More than 40% of grants distributed through the nearly $700 million small business relief program have gone to minority-owned businesses, Baker administration officials said, touting their success at reaching the hardest-hit communities as the funding winds down.
Since October, the administration has distributed $687 million to more than 15,000 local employers through its COVID-19 small business relief program. Forty-three percent of the grants went to minority-owned establishments, and 46% went to women-owned businesses, Baker said Thursday during a press conference in Lowell.
Those rates drew praise from Amplify Latinx Executive Director Rosario Ubiera-Minaya, who said the intentional focus on communities of color helped those disproportionately affected by the pandemic through dire stretches.
"This doesn't happen by accident," Ubiera-Minaya said. "The success of this program happens when you make a concerted effort and you are intentional about directing these funds specifically to support the needs of our minority communities."

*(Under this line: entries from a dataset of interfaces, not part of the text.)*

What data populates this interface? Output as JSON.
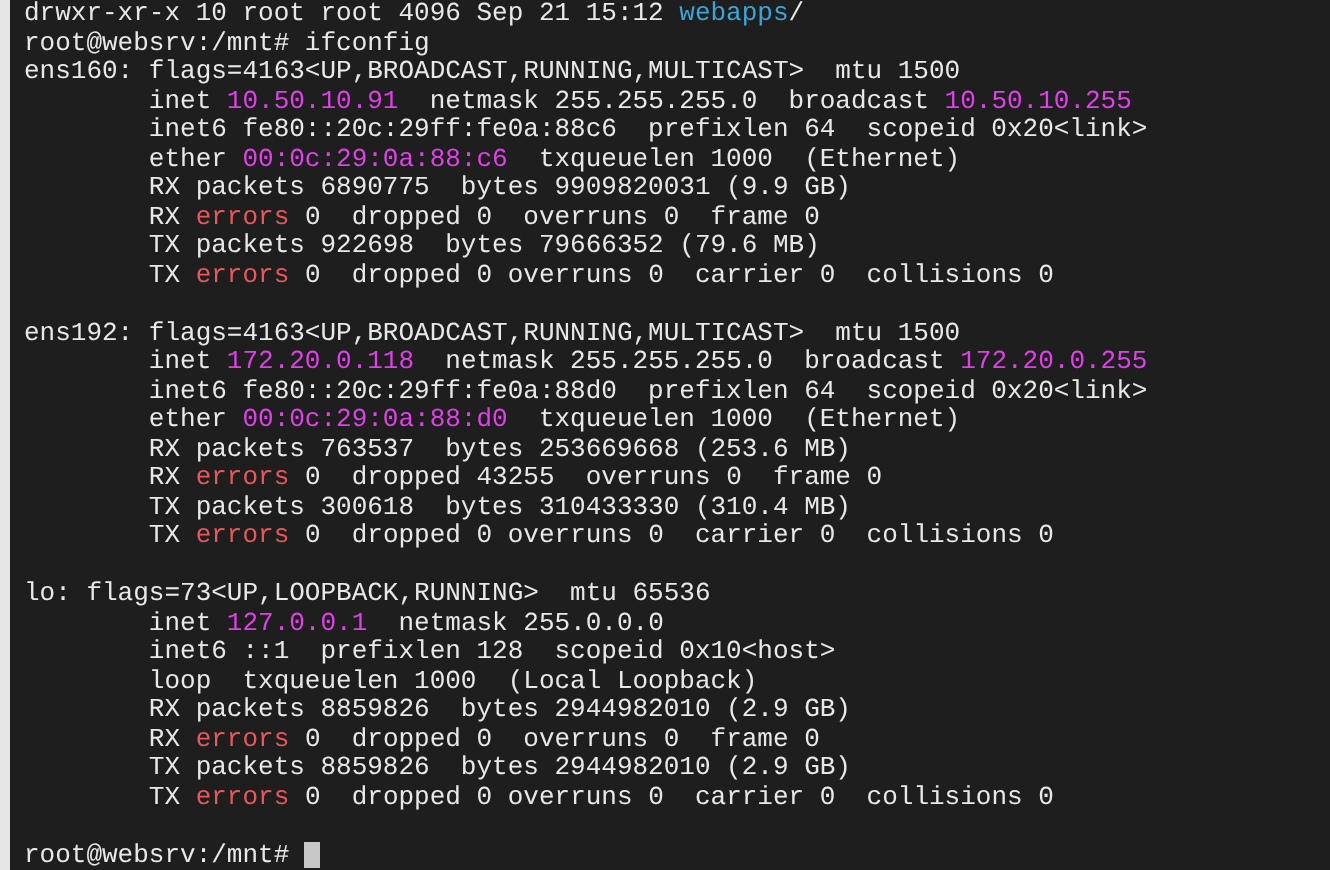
{
  "terminal": {
    "blocks": [
      {
        "lines": [
          {
            "segments": [
              {
                "text": "drwxr-xr-x 10 root root 4096 Sep 21 15:12 ",
                "kind": "plain"
              },
              {
                "text": "webapps",
                "kind": "dir"
              },
              {
                "text": "/",
                "kind": "plain"
              }
            ]
          },
          {
            "segments": [
              {
                "text": "root@websrv:/mnt# ifconfig",
                "kind": "plain"
              }
            ]
          },
          {
            "segments": [
              {
                "text": "ens160: flags=4163<UP,BROADCAST,RUNNING,MULTICAST>  mtu 1500",
                "kind": "plain"
              }
            ]
          },
          {
            "segments": [
              {
                "text": "        inet ",
                "kind": "plain"
              },
              {
                "text": "10.50.10.91",
                "kind": "address"
              },
              {
                "text": "  netmask 255.255.255.0  broadcast ",
                "kind": "plain"
              },
              {
                "text": "10.50.10.255",
                "kind": "address"
              }
            ]
          },
          {
            "segments": [
              {
                "text": "        inet6 fe80::20c:29ff:fe0a:88c6  prefixlen 64  scopeid 0x20<link>",
                "kind": "plain"
              }
            ]
          },
          {
            "segments": [
              {
                "text": "        ether ",
                "kind": "plain"
              },
              {
                "text": "00:0c:29:0a:88:c6",
                "kind": "address"
              },
              {
                "text": "  txqueuelen 1000  (Ethernet)",
                "kind": "plain"
              }
            ]
          },
          {
            "segments": [
              {
                "text": "        RX packets 6890775  bytes 9909820031 (9.9 GB)",
                "kind": "plain"
              }
            ]
          },
          {
            "segments": [
              {
                "text": "        RX ",
                "kind": "plain"
              },
              {
                "text": "errors",
                "kind": "error"
              },
              {
                "text": " 0  dropped 0  overruns 0  frame 0",
                "kind": "plain"
              }
            ]
          },
          {
            "segments": [
              {
                "text": "        TX packets 922698  bytes 79666352 (79.6 MB)",
                "kind": "plain"
              }
            ]
          },
          {
            "segments": [
              {
                "text": "        TX ",
                "kind": "plain"
              },
              {
                "text": "errors",
                "kind": "error"
              },
              {
                "text": " 0  dropped 0 overruns 0  carrier 0  collisions 0",
                "kind": "plain"
              }
            ]
          }
        ]
      },
      {
        "lines": [
          {
            "segments": [
              {
                "text": "ens192: flags=4163<UP,BROADCAST,RUNNING,MULTICAST>  mtu 1500",
                "kind": "plain"
              }
            ]
          },
          {
            "segments": [
              {
                "text": "        inet ",
                "kind": "plain"
              },
              {
                "text": "172.20.0.118",
                "kind": "address"
              },
              {
                "text": "  netmask 255.255.255.0  broadcast ",
                "kind": "plain"
              },
              {
                "text": "172.20.0.255",
                "kind": "address"
              }
            ]
          },
          {
            "segments": [
              {
                "text": "        inet6 fe80::20c:29ff:fe0a:88d0  prefixlen 64  scopeid 0x20<link>",
                "kind": "plain"
              }
            ]
          },
          {
            "segments": [
              {
                "text": "        ether ",
                "kind": "plain"
              },
              {
                "text": "00:0c:29:0a:88:d0",
                "kind": "address"
              },
              {
                "text": "  txqueuelen 1000  (Ethernet)",
                "kind": "plain"
              }
            ]
          },
          {
            "segments": [
              {
                "text": "        RX packets 763537  bytes 253669668 (253.6 MB)",
                "kind": "plain"
              }
            ]
          },
          {
            "segments": [
              {
                "text": "        RX ",
                "kind": "plain"
              },
              {
                "text": "errors",
                "kind": "error"
              },
              {
                "text": " 0  dropped 43255  overruns 0  frame 0",
                "kind": "plain"
              }
            ]
          },
          {
            "segments": [
              {
                "text": "        TX packets 300618  bytes 310433330 (310.4 MB)",
                "kind": "plain"
              }
            ]
          },
          {
            "segments": [
              {
                "text": "        TX ",
                "kind": "plain"
              },
              {
                "text": "errors",
                "kind": "error"
              },
              {
                "text": " 0  dropped 0 overruns 0  carrier 0  collisions 0",
                "kind": "plain"
              }
            ]
          }
        ]
      },
      {
        "lines": [
          {
            "segments": [
              {
                "text": "lo: flags=73<UP,LOOPBACK,RUNNING>  mtu 65536",
                "kind": "plain"
              }
            ]
          },
          {
            "segments": [
              {
                "text": "        inet ",
                "kind": "plain"
              },
              {
                "text": "127.0.0.1",
                "kind": "address"
              },
              {
                "text": "  netmask 255.0.0.0",
                "kind": "plain"
              }
            ]
          },
          {
            "segments": [
              {
                "text": "        inet6 ::1  prefixlen 128  scopeid 0x10<host>",
                "kind": "plain"
              }
            ]
          },
          {
            "segments": [
              {
                "text": "        loop  txqueuelen 1000  (Local Loopback)",
                "kind": "plain"
              }
            ]
          },
          {
            "segments": [
              {
                "text": "        RX packets 8859826  bytes 2944982010 (2.9 GB)",
                "kind": "plain"
              }
            ]
          },
          {
            "segments": [
              {
                "text": "        RX ",
                "kind": "plain"
              },
              {
                "text": "errors",
                "kind": "error"
              },
              {
                "text": " 0  dropped 0  overruns 0  frame 0",
                "kind": "plain"
              }
            ]
          },
          {
            "segments": [
              {
                "text": "        TX packets 8859826  bytes 2944982010 (2.9 GB)",
                "kind": "plain"
              }
            ]
          },
          {
            "segments": [
              {
                "text": "        TX ",
                "kind": "plain"
              },
              {
                "text": "errors",
                "kind": "error"
              },
              {
                "text": " 0  dropped 0 overruns 0  carrier 0  collisions 0",
                "kind": "plain"
              }
            ]
          }
        ]
      },
      {
        "lines": [
          {
            "segments": [
              {
                "text": "root@websrv:/mnt# ",
                "kind": "plain"
              }
            ],
            "cursor": true
          }
        ]
      }
    ]
  }
}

The administration announced another $5 million in grants will flow to 108 businesses in the final round of funding. Asked about the potential for additional small business relief grants during the summer, Baker said a "trickle" of funding will continue but that "the big bowl of this program has been distributed at this point in time."
Thursday's remarks came after Baker announced earlier in the week that the state will be adding walk-up COVID-19 vaccination appointments at six mass vaccination sites in Massachusetts beginning on Monday.
Baker said the addition of walk-up slots at the Hynes Convention Center and Reggie Lewis Center in Boston, the DoubleTree Hotel in Danvers, the former Circuit City in Dartmouth, and malls in Natick and Springfield will make it easier for Massachusetts residents to access vaccines.
He said the state's Vaxfinder website will list the hours for each location and details associated with pursuing walk-up appointments.
Baker has said that Massachusetts is on track to meet its goal of vaccinating 4.1 million people by early June. Already, 3.9 million people have been vaccinated, with another 180,000 scheduled to get their first dose in the next week.